Requirement: The records that follow must be repeated verbatim, every one of them.

Record set:
========================================

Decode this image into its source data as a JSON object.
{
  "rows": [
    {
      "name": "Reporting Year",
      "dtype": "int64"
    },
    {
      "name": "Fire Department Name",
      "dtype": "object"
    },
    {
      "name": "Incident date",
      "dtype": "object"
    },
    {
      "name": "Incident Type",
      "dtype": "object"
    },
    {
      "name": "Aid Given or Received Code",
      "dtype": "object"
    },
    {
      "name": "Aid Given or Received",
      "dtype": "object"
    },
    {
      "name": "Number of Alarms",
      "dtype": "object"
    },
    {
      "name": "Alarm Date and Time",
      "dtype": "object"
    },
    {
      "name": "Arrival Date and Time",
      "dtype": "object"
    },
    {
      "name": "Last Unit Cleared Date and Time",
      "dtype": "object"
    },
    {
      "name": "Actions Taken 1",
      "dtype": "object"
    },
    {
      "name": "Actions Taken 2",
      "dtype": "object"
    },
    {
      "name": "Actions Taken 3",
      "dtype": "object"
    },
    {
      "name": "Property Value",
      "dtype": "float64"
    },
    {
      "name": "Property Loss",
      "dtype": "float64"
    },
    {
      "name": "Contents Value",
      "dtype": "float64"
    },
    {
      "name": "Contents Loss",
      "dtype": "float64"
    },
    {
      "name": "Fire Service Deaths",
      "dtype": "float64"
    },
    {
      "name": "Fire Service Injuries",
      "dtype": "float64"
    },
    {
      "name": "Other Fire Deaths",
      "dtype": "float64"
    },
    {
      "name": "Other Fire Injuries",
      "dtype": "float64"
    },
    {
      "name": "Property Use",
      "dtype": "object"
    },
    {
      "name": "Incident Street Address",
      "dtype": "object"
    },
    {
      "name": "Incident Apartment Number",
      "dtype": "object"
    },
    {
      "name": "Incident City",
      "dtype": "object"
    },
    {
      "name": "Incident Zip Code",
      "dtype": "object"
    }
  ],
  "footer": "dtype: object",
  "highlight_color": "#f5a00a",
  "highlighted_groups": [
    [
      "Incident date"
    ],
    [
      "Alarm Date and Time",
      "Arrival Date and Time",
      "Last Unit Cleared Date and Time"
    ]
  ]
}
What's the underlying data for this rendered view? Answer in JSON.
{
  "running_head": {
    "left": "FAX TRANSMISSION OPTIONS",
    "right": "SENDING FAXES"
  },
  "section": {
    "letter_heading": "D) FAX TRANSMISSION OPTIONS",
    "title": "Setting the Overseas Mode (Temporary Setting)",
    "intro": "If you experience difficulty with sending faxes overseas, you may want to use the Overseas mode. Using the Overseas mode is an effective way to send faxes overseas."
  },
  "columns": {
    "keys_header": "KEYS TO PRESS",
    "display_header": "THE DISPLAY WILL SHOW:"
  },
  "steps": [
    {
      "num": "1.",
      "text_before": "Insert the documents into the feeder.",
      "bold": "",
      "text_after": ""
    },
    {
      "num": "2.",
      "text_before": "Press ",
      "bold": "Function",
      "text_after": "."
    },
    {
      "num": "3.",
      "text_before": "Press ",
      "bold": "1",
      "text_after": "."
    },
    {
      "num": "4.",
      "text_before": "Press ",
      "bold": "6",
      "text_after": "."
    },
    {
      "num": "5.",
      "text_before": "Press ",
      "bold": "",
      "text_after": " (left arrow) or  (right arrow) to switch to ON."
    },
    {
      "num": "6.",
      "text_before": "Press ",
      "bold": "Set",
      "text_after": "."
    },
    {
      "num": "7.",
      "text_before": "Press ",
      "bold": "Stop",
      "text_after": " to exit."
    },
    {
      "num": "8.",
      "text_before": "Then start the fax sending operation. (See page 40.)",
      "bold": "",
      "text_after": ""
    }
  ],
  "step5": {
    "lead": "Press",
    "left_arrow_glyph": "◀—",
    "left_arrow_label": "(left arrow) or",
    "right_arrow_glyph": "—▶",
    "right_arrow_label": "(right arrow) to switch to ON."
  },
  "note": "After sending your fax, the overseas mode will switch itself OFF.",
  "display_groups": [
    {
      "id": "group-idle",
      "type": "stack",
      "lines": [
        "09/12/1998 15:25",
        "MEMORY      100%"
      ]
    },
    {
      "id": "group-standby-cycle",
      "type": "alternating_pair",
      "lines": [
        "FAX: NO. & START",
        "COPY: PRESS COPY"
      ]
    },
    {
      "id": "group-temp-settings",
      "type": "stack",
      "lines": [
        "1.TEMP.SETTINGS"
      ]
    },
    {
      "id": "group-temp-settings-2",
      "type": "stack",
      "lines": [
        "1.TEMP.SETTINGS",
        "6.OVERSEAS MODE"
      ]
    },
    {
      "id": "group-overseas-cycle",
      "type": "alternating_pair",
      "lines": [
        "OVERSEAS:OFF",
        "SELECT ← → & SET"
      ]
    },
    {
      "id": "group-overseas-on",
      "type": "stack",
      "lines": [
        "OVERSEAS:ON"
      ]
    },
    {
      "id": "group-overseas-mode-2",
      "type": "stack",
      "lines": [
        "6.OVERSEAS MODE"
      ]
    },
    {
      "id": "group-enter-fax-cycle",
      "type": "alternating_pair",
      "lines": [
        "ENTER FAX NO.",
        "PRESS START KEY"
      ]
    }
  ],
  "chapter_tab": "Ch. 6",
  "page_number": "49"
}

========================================

Response:
Decode this image into its source data as a JSON object.
{
  "rows": [
    {
      "name": "Reporting Year",
      "dtype": "int64"
    },
    {
      "name": "Fire Department Name",
      "dtype": "object"
    },
    {
      "name": "Incident date",
      "dtype": "object"
    },
    {
      "name": "Incident Type",
      "dtype": "object"
    },
    {
      "name": "Aid Given or Received Code",
      "dtype": "object"
    },
    {
      "name": "Aid Given or Received",
      "dtype": "object"
    },
    {
      "name": "Number of Alarms",
      "dtype": "object"
    },
    {
      "name": "Alarm Date and Time",
      "dtype": "object"
    },
    {
      "name": "Arrival Date and Time",
      "dtype": "object"
    },
    {
      "name": "Last Unit Cleared Date and Time",
      "dtype": "object"
    },
    {
      "name": "Actions Taken 1",
      "dtype": "object"
    },
    {
      "name": "Actions Taken 2",
      "dtype": "object"
    },
    {
      "name": "Actions Taken 3",
      "dtype": "object"
    },
    {
      "name": "Property Value",
      "dtype": "float64"
    },
    {
      "name": "Property Loss",
      "dtype": "float64"
    },
    {
      "name": "Contents Value",
      "dtype": "float64"
    },
    {
      "name": "Contents Loss",
      "dtype": "float64"
    },
    {
      "name": "Fire Service Deaths",
      "dtype": "float64"
    },
    {
      "name": "Fire Service Injuries",
      "dtype": "float64"
    },
    {
      "name": "Other Fire Deaths",
      "dtype": "float64"
    },
    {
      "name": "Other Fire Injuries",
      "dtype": "float64"
    },
    {
      "name": "Property Use",
      "dtype": "object"
    },
    {
      "name": "Incident Street Address",
      "dtype": "object"
    },
    {
      "name": "Incident Apartment Number",
      "dtype": "object"
    },
    {
      "name": "Incident City",
      "dtype": "object"
    },
    {
      "name": "Incident Zip Code",
      "dtype": "object"
    }
  ],
  "footer": "dtype: object",
  "highlight_color": "#f5a00a",
  "highlighted_groups": [
    [
      "Incident date"
    ],
    [
      "Alarm Date and Time",
      "Arrival Date and Time",
      "Last Unit Cleared Date and Time"
    ]
  ]
}
What's the underlying data for this rendered view? Answer in JSON.
{
  "running_head": {
    "left": "FAX TRANSMISSION OPTIONS",
    "right": "SENDING FAXES"
  },
  "section": {
    "letter_heading": "D) FAX TRANSMISSION OPTIONS",
    "title": "Setting the Overseas Mode (Temporary Setting)",
    "intro": "If you experience difficulty with sending faxes overseas, you may want to use the Overseas mode. Using the Overseas mode is an effective way to send faxes overseas."
  },
  "columns": {
    "keys_header": "KEYS TO PRESS",
    "display_header": "THE DISPLAY WILL SHOW:"
  },
  "steps": [
    {
      "num": "1.",
      "text_before": "Insert the documents into the feeder.",
      "bold": "",
      "text_after": ""
    },
    {
      "num": "2.",
      "text_before": "Press ",
      "bold": "Function",
      "text_after": "."
    },
    {
      "num": "3.",
      "text_before": "Press ",
      "bold": "1",
      "text_after": "."
    },
    {
      "num": "4.",
      "text_before": "Press ",
      "bold": "6",
      "text_after": "."
    },
    {
      "num": "5.",
      "text_before": "Press ",
      "bold": "",
      "text_after": " (left arrow) or  (right arrow) to switch to ON."
    },
    {
      "num": "6.",
      "text_before": "Press ",
      "bold": "Set",
      "text_after": "."
    },
    {
      "num": "7.",
      "text_before": "Press ",
      "bold": "Stop",
      "text_after": " to exit."
    },
    {
      "num": "8.",
      "text_before": "Then start the fax sending operation. (See page 40.)",
      "bold": "",
      "text_after": ""
    }
  ],
  "step5": {
    "lead": "Press",
    "left_arrow_glyph": "◀—",
    "left_arrow_label": "(left arrow) or",
    "right_arrow_glyph": "—▶",
    "right_arrow_label": "(right arrow) to switch to ON."
  },
  "note": "After sending your fax, the overseas mode will switch itself OFF.",
  "display_groups": [
    {
      "id": "group-idle",
      "type": "stack",
      "lines": [
        "09/12/1998 15:25",
        "MEMORY      100%"
      ]
    },
    {
      "id": "group-standby-cycle",
      "type": "alternating_pair",
      "lines": [
        "FAX: NO. & START",
        "COPY: PRESS COPY"
      ]
    },
    {
      "id": "group-temp-settings",
      "type": "stack",
      "lines": [
        "1.TEMP.SETTINGS"
      ]
    },
    {
      "id": "group-temp-settings-2",
      "type": "stack",
      "lines": [
        "1.TEMP.SETTINGS",
        "6.OVERSEAS MODE"
      ]
    },
    {
      "id": "group-overseas-cycle",
      "type": "alternating_pair",
      "lines": [
        "OVERSEAS:OFF",
        "SELECT ← → & SET"
      ]
    },
    {
      "id": "group-overseas-on",
      "type": "stack",
      "lines": [
        "OVERSEAS:ON"
      ]
    },
    {
      "id": "group-overseas-mode-2",
      "type": "stack",
      "lines": [
        "6.OVERSEAS MODE"
      ]
    },
    {
      "id": "group-enter-fax-cycle",
      "type": "alternating_pair",
      "lines": [
        "ENTER FAX NO.",
        "PRESS START KEY"
      ]
    }
  ],
  "chapter_tab": "Ch. 6",
  "page_number": "49"
}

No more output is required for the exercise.